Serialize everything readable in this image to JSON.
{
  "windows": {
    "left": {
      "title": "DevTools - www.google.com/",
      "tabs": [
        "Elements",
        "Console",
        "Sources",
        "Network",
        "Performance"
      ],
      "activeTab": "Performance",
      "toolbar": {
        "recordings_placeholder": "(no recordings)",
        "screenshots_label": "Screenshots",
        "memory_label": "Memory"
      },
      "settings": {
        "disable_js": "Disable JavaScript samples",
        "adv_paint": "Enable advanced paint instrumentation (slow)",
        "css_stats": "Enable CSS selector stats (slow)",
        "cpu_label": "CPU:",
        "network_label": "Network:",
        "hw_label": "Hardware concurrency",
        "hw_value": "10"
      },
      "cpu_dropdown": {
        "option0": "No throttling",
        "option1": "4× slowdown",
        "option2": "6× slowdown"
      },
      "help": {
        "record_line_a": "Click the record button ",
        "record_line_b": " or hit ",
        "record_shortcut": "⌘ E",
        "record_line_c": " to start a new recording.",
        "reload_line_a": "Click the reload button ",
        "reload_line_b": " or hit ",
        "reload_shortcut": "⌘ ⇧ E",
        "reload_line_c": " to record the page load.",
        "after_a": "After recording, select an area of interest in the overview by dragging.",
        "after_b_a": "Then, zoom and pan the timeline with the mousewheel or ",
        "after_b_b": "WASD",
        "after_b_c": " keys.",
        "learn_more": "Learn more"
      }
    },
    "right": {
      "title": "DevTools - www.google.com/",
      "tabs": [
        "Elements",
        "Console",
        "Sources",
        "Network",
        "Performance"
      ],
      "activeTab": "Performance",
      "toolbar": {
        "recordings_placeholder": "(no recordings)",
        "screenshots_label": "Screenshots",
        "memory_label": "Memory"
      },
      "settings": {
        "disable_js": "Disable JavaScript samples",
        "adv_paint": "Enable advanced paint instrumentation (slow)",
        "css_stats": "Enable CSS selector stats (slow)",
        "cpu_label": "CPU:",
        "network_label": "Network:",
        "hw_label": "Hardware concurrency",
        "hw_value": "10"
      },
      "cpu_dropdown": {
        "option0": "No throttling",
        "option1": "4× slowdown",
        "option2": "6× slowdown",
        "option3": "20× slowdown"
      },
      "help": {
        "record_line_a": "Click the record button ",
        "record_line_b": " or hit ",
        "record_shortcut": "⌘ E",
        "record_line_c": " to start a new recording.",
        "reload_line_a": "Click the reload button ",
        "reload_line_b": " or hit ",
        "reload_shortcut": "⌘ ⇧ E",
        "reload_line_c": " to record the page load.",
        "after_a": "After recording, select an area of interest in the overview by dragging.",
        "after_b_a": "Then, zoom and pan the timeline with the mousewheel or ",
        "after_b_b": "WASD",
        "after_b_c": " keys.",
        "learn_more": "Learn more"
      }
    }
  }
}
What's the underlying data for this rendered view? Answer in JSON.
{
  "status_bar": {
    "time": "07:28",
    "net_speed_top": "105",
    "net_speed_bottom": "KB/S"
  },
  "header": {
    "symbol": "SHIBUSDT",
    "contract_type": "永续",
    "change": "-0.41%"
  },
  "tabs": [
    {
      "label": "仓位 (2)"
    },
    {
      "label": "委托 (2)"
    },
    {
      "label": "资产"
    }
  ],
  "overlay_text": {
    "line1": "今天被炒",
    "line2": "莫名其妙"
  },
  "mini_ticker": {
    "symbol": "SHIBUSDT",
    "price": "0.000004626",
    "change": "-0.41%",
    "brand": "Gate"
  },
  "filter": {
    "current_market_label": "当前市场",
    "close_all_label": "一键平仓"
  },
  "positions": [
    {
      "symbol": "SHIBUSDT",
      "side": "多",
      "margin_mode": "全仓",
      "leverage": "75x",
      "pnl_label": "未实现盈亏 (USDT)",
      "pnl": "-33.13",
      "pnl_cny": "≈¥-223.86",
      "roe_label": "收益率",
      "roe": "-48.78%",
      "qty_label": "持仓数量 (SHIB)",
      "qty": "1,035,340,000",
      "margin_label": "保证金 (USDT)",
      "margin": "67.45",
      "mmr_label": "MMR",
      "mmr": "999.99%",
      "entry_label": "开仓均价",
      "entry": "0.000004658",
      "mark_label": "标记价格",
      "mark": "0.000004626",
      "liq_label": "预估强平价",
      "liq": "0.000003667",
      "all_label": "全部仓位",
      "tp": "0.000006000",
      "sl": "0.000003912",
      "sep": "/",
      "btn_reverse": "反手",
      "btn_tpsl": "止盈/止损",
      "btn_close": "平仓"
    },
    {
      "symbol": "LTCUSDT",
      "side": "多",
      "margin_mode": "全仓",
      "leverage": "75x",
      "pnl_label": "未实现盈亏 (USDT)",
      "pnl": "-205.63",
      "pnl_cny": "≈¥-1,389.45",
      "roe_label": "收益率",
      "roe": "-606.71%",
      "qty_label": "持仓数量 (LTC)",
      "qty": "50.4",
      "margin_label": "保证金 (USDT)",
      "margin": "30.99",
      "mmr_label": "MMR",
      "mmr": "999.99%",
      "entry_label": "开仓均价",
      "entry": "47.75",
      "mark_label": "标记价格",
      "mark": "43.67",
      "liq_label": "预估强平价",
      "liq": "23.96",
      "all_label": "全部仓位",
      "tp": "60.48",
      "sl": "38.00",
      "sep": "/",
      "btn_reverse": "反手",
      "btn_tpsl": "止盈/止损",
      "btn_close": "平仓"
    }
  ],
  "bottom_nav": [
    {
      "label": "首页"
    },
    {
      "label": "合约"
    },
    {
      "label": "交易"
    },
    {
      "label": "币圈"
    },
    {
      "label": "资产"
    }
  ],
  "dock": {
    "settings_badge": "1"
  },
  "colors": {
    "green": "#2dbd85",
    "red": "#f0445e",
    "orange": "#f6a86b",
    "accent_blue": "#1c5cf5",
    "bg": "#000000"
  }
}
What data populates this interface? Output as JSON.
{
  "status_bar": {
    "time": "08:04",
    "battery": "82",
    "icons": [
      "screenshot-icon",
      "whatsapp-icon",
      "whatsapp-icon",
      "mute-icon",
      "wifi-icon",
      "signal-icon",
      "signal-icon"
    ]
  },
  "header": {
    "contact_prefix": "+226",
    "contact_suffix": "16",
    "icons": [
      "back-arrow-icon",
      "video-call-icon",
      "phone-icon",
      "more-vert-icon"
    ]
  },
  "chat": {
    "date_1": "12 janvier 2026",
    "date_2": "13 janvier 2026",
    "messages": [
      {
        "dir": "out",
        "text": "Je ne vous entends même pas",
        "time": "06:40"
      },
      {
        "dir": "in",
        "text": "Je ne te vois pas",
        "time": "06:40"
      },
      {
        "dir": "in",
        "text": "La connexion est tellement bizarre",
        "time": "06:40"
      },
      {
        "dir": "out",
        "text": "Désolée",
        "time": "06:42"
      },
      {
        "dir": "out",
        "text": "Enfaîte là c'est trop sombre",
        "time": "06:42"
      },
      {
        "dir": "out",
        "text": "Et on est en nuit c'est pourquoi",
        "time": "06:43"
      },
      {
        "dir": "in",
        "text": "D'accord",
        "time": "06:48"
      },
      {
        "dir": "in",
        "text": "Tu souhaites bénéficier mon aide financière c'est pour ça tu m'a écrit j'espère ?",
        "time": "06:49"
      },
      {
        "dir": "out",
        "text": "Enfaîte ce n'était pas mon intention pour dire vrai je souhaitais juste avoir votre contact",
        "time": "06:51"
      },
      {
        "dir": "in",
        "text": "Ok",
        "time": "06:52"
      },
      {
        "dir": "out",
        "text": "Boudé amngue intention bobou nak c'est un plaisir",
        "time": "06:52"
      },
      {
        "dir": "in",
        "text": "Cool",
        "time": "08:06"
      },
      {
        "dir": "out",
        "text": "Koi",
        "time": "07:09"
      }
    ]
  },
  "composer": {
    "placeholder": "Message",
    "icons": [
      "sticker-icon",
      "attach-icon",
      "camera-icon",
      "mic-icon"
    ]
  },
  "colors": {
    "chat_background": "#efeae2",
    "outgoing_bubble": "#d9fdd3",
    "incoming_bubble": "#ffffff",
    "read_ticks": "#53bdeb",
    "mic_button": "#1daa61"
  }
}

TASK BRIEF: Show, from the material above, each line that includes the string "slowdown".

RESULT BELOW:
        "option1": "4× slowdown",
        "option2": "6× slowdown"
        "option1": "4× slowdown",
        "option2": "6× slowdown",
        "option3": "20× slowdown"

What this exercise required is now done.